If a line in the entries below includes the string "label", copy it out.

Web page and app entries
*** Begin section ***

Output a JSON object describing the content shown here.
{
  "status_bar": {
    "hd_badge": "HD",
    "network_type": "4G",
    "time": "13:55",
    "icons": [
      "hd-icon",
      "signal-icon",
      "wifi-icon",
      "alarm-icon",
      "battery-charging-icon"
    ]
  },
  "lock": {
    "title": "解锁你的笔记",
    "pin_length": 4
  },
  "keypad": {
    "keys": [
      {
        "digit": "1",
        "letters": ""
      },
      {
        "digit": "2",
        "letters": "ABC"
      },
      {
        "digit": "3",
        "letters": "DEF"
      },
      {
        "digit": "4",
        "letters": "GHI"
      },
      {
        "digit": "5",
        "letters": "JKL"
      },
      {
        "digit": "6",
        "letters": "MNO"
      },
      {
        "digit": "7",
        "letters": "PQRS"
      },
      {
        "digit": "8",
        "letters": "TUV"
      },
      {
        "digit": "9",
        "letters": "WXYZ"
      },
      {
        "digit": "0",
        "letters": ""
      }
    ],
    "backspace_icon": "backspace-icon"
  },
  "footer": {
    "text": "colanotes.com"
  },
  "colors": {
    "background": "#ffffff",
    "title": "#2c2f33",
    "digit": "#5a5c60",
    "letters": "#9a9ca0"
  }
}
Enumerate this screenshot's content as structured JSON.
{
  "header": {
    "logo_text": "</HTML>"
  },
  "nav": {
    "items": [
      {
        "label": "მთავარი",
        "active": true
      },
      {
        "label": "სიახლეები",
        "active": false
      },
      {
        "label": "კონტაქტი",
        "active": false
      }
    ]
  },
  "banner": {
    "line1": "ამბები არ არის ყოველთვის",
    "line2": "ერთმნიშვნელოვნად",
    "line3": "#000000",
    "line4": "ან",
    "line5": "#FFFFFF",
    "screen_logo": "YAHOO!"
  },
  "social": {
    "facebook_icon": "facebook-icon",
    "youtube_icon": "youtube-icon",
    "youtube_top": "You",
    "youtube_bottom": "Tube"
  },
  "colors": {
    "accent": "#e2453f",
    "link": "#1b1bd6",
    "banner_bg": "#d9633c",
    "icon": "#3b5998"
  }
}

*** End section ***

Your solution:
        "label": "მთავარი",
        "label": "სიახლეები",
        "label": "კონტაქტი",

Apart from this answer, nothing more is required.